### Recorded information
---+---

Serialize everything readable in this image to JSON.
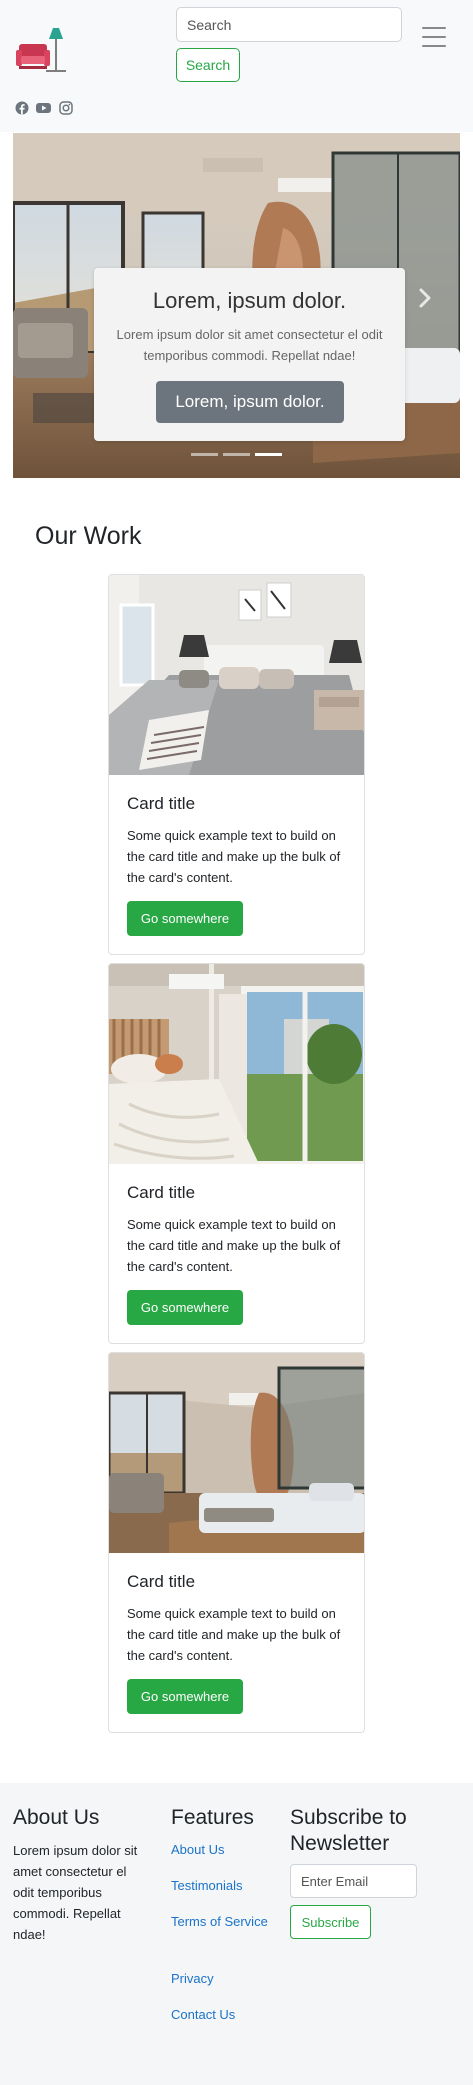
{
  "navbar": {
    "logo_icon": "armchair-lamp-logo",
    "search": {
      "placeholder": "Search",
      "value": ""
    },
    "search_button": "Search",
    "menu_icon": "hamburger-icon",
    "social_icons": [
      "facebook-icon",
      "youtube-icon",
      "instagram-icon"
    ]
  },
  "carousel": {
    "title": "Lorem, ipsum dolor.",
    "text": "Lorem ipsum dolor sit amet consectetur el odit temporibus commodi. Repellat ndae!",
    "button": "Lorem, ipsum dolor.",
    "slide_count": 3,
    "active_slide": 3,
    "next_icon": "chevron-right-icon"
  },
  "work": {
    "title": "Our Work",
    "cards": [
      {
        "title": "Card title",
        "text": "Some quick example text to build on the card title and make up the bulk of the card's content.",
        "button": "Go somewhere"
      },
      {
        "title": "Card title",
        "text": "Some quick example text to build on the card title and make up the bulk of the card's content.",
        "button": "Go somewhere"
      },
      {
        "title": "Card title",
        "text": "Some quick example text to build on the card title and make up the bulk of the card's content.",
        "button": "Go somewhere"
      }
    ]
  },
  "footer": {
    "about": {
      "heading": "About Us",
      "text": "Lorem ipsum dolor sit amet consectetur el odit temporibus commodi. Repellat ndae!"
    },
    "features": {
      "heading": "Features",
      "links": [
        "About Us",
        "Testimonials",
        "Terms of Service",
        "Privacy",
        "Contact Us"
      ]
    },
    "newsletter": {
      "heading": "Subscribe to Newsletter",
      "email_placeholder": "Enter Email",
      "button": "Subscribe"
    }
  },
  "colors": {
    "brand_green": "#28a745",
    "link_blue": "#1a73c9",
    "caption_button": "#6c757d",
    "navbar_bg": "#f8f9fa"
  }
}
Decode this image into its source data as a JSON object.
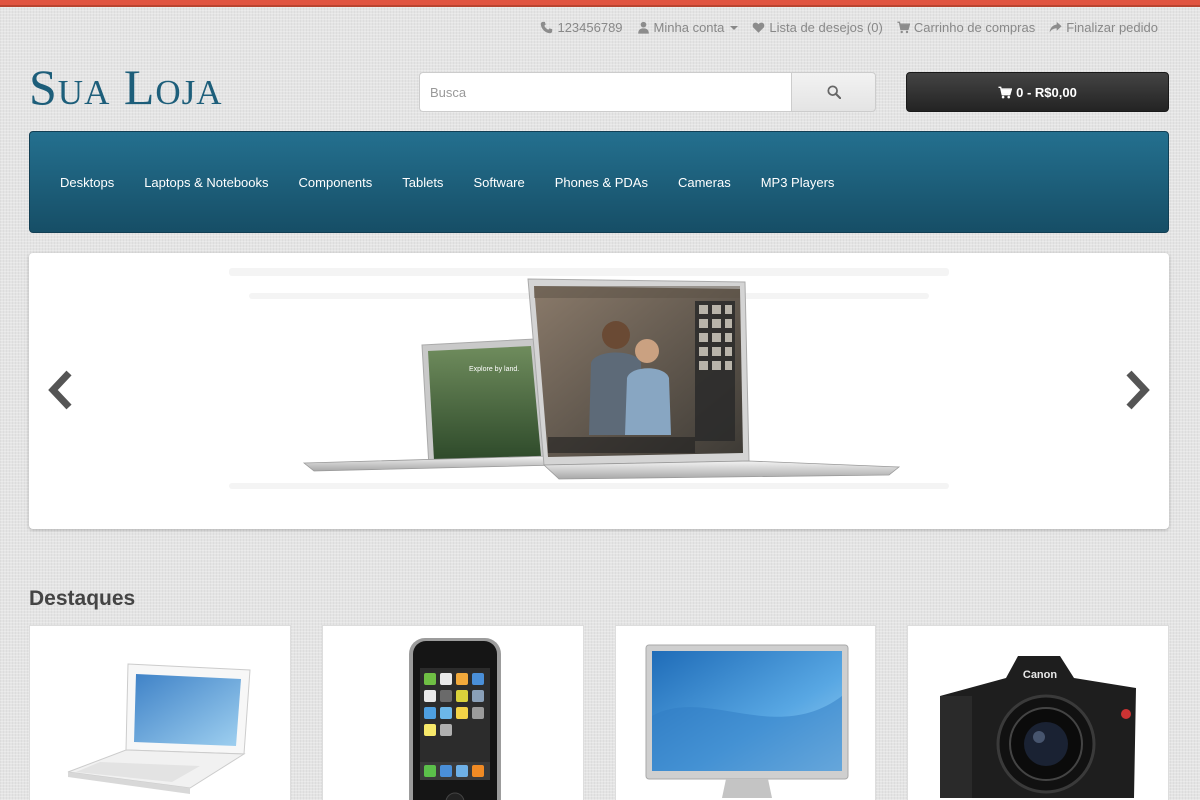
{
  "toplinks": {
    "phone": "123456789",
    "account": "Minha conta",
    "wishlist": "Lista de desejos (0)",
    "cart": "Carrinho de compras",
    "checkout": "Finalizar pedido"
  },
  "logo": "Sua Loja",
  "search": {
    "placeholder": "Busca"
  },
  "cart_button": "0 - R$0,00",
  "menu": [
    "Desktops",
    "Laptops & Notebooks",
    "Components",
    "Tablets",
    "Software",
    "Phones & PDAs",
    "Cameras",
    "MP3 Players"
  ],
  "slide": {
    "screen_text": "Explore by land."
  },
  "featured_heading": "Destaques",
  "camera_brand": "Canon",
  "icons": [
    "phone-icon",
    "user-icon",
    "heart-icon",
    "cart-icon",
    "share-icon",
    "search-icon",
    "chevron-left-icon",
    "chevron-right-icon"
  ],
  "colors": {
    "accent": "#1d5e7a",
    "menu": "#1d6480",
    "stripe": "#e0533f"
  }
}
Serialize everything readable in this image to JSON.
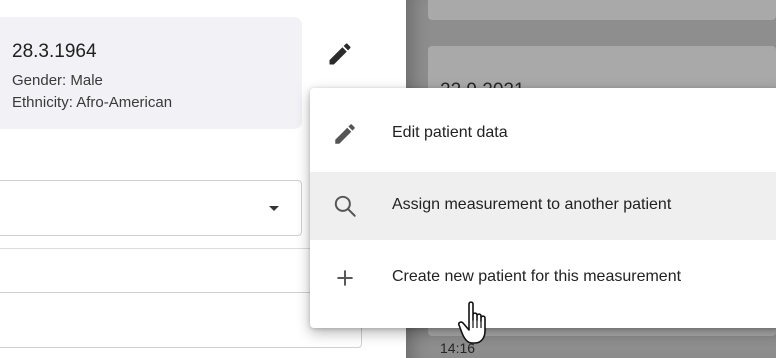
{
  "patient": {
    "dob": "28.3.1964",
    "gender": "Gender: Male",
    "ethnicity": "Ethnicity: Afro-American"
  },
  "background": {
    "date": "22.9.2021",
    "time": "14:16"
  },
  "menu": {
    "items": [
      {
        "label": "Edit patient data",
        "icon": "pencil-icon"
      },
      {
        "label": "Assign measurement to another patient",
        "icon": "search-icon"
      },
      {
        "label": "Create new patient for this measurement",
        "icon": "plus-icon"
      }
    ]
  },
  "icons": {
    "edit": "pencil-icon",
    "dropdown": "caret-down-icon",
    "cursor": "hand-pointer-icon"
  },
  "colors": {
    "card_bg": "#f1f1f6",
    "overlay": "#8e8e8e",
    "hover": "#efefef"
  }
}
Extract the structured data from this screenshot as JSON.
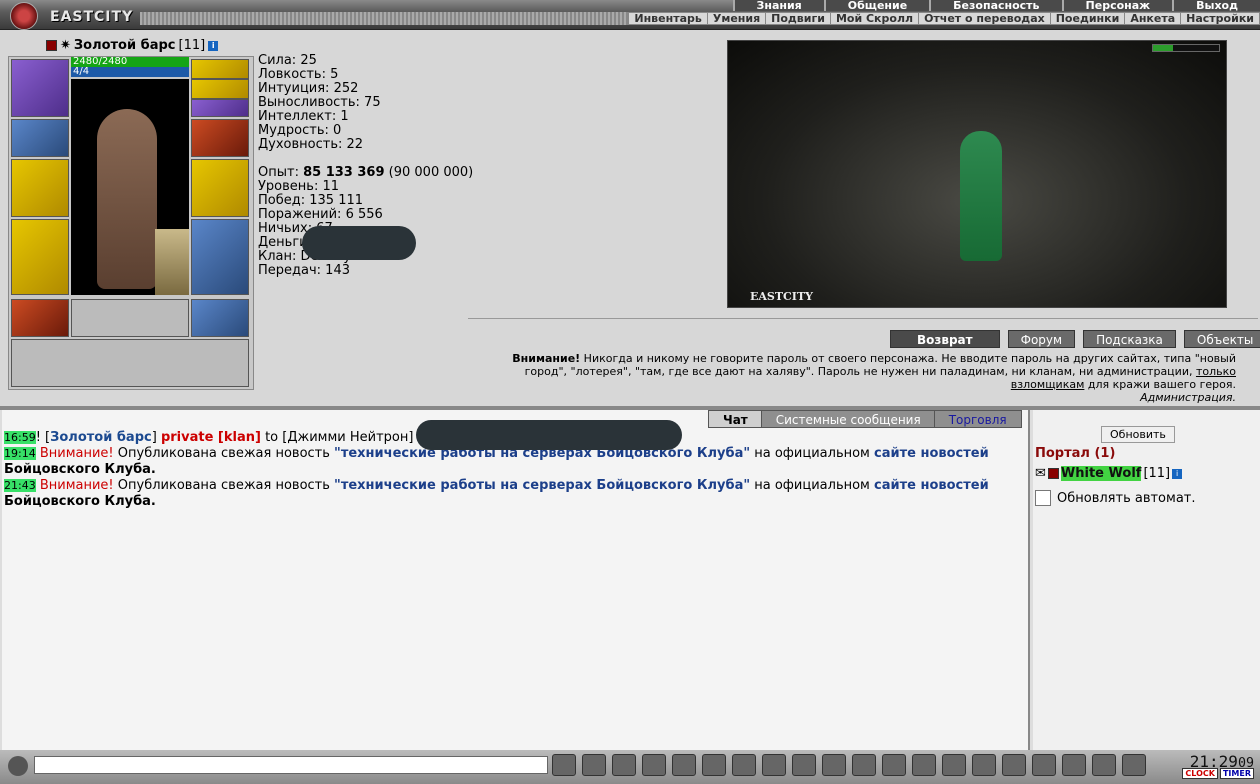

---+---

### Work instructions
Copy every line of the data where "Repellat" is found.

### The answer
    "text": "Lorem ipsum dolor sit amet consectetur el odit temporibus commodi. Repellat ndae!",
      "text": "Lorem ipsum dolor sit amet consectetur el odit temporibus commodi. Repellat ndae!"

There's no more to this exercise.